On December 18, the Chicago Board of Elections received approximately 3,000 signatures, with 1,300 from the Southwest Side, calling for a referendum on the rent controls ban. The ban repeal will appear on ballots in nine wards in Chicago on March 20. The referendum is only advisory, but the votes it receives will be an indication of constituency demand. Wards on the South, Southwest and North sides will vote on the referendum.

“We’ve been seeing the same problem happen over, and over, and [lifting the ban] is something we want to do,” Rebecca Kim, a student from DePaul University said.

Earlier, at the Town Hall, Kim and Isaac Carrasco gave a presentation on the impact of gentrification on the Pilsen and Little Village communities.

“I have friends, I have neighbors who have had to leave [Pilsen], Parishioners have had to move out to the suburbs for more affordable housing, so that’s why I’m here,” Alex Garcia, a resident from Pilsen, said. “I’ve been fortunate enough that [lack of rent control] hasn’t affected me, yet, but I have seen people around me being affected.”

The Town Hall also provided an open venue for attendees to discuss community benefits agreements, emergency funds for affordable housing and community-driven zoning.

Photo at top: “I introduced the [Lift the Ban Bill] and I looked at my watch,” State Senator Daniel Biss said. “It wasn’t long before I got a phone call from the head lobbyist from the realtors.
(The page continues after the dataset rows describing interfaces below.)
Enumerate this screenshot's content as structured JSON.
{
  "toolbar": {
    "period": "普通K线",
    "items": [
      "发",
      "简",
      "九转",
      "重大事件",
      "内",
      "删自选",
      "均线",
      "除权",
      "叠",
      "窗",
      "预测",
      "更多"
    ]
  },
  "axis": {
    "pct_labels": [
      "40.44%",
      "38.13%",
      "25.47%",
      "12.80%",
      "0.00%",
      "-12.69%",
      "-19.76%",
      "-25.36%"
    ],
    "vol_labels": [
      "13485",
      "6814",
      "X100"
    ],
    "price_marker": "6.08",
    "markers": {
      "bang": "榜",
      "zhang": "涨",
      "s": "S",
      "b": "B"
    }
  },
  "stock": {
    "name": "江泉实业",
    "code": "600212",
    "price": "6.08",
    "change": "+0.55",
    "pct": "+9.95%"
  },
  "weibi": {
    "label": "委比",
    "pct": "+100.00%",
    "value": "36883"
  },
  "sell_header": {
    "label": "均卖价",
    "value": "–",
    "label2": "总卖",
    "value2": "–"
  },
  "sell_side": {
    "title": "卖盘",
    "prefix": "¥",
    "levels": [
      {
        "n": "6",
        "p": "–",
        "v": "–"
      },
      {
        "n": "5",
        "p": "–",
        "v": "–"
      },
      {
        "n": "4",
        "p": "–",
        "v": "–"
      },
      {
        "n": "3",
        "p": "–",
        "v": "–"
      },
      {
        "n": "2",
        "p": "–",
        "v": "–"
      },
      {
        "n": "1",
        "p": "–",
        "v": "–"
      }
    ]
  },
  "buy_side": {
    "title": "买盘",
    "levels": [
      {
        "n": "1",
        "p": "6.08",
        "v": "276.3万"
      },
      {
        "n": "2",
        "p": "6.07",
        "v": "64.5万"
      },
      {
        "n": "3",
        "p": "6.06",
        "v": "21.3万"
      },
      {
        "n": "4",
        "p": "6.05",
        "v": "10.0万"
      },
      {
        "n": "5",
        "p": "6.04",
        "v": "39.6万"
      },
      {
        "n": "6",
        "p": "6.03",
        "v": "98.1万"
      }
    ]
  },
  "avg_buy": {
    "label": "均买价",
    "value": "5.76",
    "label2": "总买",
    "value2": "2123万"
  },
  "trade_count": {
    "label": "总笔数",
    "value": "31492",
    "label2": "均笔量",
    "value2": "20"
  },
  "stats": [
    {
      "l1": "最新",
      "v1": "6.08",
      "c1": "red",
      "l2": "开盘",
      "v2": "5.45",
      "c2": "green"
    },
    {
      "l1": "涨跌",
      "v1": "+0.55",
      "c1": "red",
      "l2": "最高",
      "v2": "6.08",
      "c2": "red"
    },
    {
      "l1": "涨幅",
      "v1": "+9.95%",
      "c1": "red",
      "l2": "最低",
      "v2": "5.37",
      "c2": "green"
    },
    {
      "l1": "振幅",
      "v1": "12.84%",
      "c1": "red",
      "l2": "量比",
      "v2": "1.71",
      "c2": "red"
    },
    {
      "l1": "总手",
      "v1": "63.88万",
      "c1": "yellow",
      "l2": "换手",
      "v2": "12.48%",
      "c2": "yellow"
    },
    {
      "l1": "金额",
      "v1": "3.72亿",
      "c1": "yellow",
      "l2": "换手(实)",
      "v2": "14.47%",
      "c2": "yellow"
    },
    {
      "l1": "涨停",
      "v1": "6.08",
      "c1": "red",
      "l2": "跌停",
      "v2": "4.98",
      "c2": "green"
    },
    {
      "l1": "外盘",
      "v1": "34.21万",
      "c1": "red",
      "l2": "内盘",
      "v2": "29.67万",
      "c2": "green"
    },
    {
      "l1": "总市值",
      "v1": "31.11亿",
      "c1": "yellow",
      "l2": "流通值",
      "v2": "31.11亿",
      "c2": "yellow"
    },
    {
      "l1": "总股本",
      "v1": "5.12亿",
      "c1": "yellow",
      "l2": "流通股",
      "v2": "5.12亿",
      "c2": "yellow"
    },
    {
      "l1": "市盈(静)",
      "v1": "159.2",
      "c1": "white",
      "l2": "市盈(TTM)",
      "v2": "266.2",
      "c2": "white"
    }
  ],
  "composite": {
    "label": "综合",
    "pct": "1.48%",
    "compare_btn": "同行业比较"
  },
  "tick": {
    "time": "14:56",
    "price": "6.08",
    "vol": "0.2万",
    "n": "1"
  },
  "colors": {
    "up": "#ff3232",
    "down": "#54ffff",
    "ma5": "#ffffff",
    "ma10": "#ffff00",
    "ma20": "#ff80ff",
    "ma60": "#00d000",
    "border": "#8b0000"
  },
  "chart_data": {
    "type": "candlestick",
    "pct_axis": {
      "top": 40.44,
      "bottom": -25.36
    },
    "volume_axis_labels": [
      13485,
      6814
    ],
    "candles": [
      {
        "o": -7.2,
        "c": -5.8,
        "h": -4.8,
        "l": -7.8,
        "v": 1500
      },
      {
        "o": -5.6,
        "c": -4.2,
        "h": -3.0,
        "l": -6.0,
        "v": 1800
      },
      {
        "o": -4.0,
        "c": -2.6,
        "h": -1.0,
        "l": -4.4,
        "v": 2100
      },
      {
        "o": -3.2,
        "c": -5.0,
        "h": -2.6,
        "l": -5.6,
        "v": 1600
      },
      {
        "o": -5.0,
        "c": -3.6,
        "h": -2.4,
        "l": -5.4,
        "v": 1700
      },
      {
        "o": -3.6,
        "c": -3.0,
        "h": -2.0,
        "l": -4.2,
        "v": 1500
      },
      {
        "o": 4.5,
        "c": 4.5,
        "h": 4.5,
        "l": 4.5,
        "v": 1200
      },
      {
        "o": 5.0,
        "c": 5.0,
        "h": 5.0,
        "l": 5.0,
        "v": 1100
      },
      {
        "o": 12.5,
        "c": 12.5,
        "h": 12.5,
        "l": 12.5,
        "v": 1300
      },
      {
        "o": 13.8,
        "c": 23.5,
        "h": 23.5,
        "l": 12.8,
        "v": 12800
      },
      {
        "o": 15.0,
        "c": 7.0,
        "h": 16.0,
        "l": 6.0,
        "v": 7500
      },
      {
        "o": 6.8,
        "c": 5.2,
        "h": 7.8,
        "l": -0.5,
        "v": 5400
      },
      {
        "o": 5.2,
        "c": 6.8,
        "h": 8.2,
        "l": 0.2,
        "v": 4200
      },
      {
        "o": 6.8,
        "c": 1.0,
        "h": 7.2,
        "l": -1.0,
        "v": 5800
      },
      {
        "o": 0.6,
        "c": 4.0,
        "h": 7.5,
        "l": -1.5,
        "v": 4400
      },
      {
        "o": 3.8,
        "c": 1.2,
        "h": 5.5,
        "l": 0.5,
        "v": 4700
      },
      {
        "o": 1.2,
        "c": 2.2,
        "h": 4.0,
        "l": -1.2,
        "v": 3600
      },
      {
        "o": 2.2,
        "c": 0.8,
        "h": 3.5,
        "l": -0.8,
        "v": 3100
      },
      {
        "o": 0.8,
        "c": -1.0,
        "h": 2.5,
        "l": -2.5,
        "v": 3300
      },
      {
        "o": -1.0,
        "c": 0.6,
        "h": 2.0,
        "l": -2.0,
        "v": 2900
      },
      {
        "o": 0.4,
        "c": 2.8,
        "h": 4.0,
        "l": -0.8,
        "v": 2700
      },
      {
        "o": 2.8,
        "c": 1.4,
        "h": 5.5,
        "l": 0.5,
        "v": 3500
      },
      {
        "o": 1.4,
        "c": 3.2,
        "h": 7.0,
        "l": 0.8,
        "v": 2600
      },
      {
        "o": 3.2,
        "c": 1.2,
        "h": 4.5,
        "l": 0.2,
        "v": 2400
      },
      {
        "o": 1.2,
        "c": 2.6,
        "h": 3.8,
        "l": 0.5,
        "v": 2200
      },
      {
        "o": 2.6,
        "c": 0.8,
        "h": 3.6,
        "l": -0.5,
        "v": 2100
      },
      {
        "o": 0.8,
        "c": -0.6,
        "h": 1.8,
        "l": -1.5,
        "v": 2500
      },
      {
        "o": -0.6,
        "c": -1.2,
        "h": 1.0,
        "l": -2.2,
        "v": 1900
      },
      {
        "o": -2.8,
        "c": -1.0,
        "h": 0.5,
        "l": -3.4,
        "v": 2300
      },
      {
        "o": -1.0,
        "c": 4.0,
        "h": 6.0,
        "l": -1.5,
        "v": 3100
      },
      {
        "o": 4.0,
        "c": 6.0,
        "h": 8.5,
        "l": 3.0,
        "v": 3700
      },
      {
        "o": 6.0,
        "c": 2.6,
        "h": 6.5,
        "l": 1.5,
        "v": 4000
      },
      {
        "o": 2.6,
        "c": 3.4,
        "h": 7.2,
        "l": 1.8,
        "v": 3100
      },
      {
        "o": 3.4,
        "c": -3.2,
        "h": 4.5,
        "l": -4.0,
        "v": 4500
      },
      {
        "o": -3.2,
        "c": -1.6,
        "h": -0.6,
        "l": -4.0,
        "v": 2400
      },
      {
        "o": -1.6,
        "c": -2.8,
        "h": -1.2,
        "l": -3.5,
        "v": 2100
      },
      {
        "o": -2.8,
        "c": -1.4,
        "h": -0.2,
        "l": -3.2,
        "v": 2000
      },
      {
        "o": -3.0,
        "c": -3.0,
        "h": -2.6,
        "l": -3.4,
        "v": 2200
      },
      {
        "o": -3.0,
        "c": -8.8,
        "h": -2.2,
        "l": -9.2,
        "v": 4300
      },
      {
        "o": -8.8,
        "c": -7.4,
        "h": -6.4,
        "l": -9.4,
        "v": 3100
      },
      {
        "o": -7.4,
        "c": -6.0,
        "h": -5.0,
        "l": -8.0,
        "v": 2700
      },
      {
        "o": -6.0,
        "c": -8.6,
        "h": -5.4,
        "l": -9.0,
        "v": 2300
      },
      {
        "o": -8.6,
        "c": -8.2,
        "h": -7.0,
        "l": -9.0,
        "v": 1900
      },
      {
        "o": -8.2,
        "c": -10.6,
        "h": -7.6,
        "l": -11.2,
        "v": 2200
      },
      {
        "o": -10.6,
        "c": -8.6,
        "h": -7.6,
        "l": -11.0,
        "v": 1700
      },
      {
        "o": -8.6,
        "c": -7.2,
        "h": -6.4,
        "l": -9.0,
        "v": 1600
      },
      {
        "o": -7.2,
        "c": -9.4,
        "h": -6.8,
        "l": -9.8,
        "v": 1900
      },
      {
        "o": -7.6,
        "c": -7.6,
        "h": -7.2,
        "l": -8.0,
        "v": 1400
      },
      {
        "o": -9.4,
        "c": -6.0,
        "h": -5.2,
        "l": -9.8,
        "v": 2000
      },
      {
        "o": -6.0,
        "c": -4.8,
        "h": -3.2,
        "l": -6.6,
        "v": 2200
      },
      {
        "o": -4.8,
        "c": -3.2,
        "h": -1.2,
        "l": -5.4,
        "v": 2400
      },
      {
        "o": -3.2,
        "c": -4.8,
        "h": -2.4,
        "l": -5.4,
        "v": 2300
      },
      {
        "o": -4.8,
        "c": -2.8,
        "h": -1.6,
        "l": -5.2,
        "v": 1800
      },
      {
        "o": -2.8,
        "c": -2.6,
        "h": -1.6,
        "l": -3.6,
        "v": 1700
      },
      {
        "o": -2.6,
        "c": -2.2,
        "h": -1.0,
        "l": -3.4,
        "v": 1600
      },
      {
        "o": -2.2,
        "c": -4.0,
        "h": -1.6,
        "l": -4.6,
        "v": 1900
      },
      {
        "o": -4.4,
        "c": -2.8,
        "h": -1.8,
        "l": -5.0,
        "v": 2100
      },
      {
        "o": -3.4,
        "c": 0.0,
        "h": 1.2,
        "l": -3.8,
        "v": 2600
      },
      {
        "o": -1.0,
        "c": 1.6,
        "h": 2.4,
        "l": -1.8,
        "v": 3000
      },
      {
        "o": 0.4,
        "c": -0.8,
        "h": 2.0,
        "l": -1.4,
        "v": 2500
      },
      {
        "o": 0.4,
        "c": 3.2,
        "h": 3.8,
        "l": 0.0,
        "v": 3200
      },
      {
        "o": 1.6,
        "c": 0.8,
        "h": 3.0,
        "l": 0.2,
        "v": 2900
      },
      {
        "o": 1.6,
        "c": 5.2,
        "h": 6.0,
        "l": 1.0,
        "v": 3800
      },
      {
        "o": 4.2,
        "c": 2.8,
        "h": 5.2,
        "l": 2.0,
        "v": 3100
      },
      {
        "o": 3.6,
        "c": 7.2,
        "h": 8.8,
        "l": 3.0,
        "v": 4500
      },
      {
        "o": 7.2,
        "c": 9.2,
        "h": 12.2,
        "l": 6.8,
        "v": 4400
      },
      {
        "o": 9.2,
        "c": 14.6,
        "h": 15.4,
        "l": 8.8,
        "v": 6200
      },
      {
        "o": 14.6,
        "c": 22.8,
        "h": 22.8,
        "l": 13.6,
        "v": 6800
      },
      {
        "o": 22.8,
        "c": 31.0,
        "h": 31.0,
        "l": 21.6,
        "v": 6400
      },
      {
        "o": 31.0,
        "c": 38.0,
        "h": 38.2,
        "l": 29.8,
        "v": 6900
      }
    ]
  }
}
And he sounded nervous. He said, ‘Are you sure you want to do this?’ and I said, ‘Oh yes. Oh I’m sure.'” (Nathan Ouellette/MEDILL)